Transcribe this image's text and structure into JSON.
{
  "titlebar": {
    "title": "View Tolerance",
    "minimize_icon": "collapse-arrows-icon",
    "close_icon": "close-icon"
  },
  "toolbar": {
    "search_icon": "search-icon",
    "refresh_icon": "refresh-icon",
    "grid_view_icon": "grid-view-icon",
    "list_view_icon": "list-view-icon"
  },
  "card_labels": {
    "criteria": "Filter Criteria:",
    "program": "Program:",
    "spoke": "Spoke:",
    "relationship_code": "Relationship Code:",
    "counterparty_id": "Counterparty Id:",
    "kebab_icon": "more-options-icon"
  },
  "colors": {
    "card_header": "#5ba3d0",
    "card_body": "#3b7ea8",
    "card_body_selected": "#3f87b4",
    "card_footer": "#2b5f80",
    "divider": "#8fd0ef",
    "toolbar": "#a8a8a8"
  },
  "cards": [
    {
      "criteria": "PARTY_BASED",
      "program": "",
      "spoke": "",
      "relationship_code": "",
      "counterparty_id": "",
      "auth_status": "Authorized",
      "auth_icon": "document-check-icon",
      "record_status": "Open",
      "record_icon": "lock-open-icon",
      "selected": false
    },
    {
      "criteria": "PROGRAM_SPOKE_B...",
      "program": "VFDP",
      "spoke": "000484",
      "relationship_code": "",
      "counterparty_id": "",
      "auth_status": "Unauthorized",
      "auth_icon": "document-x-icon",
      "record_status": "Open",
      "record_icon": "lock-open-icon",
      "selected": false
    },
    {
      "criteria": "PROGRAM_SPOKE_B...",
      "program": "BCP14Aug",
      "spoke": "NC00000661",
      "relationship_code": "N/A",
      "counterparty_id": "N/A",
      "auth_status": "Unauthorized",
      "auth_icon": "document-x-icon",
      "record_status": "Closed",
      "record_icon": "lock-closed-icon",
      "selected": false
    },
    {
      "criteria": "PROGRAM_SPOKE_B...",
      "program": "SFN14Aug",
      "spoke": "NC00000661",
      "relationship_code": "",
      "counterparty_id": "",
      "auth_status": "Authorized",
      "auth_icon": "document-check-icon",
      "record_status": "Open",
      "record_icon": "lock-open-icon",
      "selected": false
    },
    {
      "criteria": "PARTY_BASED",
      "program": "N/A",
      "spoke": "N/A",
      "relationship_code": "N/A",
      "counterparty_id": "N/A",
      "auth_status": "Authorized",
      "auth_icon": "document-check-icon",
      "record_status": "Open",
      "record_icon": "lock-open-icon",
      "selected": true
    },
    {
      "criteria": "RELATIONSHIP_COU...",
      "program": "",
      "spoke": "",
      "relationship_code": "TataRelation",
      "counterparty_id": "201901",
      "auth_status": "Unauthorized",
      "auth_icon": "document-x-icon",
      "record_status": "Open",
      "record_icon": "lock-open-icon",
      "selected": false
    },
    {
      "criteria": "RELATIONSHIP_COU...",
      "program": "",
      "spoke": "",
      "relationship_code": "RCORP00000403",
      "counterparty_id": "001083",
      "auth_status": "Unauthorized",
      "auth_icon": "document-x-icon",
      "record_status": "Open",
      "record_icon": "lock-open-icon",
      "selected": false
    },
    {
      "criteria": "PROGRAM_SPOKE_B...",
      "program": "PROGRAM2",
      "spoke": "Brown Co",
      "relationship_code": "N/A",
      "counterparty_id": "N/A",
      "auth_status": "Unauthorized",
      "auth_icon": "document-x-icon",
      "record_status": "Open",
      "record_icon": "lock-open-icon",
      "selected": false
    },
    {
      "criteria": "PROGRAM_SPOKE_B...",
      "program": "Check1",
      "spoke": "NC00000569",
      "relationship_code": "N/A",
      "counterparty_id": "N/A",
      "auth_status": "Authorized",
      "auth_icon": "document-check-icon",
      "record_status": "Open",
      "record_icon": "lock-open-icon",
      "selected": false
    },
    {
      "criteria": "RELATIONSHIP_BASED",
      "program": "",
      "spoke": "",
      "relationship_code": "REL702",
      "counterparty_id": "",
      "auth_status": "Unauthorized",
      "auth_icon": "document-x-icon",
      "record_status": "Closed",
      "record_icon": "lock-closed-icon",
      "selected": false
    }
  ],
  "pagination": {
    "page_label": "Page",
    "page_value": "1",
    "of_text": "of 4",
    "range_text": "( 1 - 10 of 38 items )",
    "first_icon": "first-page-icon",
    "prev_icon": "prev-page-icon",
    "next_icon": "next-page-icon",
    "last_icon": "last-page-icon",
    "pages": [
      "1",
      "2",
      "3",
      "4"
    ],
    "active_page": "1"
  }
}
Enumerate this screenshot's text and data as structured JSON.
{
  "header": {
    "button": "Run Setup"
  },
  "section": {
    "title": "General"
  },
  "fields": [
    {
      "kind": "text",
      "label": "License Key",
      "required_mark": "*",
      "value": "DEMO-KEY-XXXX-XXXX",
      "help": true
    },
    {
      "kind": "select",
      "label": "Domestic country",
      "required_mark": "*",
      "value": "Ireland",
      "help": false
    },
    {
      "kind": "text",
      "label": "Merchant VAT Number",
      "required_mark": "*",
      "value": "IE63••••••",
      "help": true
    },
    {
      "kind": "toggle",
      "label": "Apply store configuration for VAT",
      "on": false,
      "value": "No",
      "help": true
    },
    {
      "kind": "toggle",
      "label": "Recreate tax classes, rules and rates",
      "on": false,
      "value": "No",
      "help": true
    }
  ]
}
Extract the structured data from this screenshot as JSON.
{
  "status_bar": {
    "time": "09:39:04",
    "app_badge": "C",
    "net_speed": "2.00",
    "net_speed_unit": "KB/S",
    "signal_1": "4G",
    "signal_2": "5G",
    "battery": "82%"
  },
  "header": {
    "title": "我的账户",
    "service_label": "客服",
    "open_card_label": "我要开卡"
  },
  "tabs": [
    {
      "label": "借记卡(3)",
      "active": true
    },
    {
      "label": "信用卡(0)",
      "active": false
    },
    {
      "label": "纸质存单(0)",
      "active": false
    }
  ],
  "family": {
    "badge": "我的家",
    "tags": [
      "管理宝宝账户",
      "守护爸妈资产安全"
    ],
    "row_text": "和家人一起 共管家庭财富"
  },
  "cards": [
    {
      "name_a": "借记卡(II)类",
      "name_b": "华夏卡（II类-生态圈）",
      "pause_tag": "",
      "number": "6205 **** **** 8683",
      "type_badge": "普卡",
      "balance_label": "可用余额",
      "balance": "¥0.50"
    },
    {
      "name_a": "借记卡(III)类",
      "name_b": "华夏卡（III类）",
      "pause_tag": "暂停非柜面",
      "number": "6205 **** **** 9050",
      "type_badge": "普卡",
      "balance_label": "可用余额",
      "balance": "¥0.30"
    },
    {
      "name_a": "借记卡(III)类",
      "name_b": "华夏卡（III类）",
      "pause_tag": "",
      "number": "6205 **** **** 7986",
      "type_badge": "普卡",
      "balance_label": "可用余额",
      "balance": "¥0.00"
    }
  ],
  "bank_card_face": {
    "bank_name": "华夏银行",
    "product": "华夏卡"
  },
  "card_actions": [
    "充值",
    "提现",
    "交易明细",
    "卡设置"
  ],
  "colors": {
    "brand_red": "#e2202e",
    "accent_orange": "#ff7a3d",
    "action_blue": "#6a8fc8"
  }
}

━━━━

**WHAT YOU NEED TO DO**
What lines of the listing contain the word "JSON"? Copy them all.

**WRITTEN ANSWER**
Transcribe this image's text and structure into JSON.
Enumerate this screenshot's text and data as structured JSON.
Extract the structured data from this screenshot as JSON.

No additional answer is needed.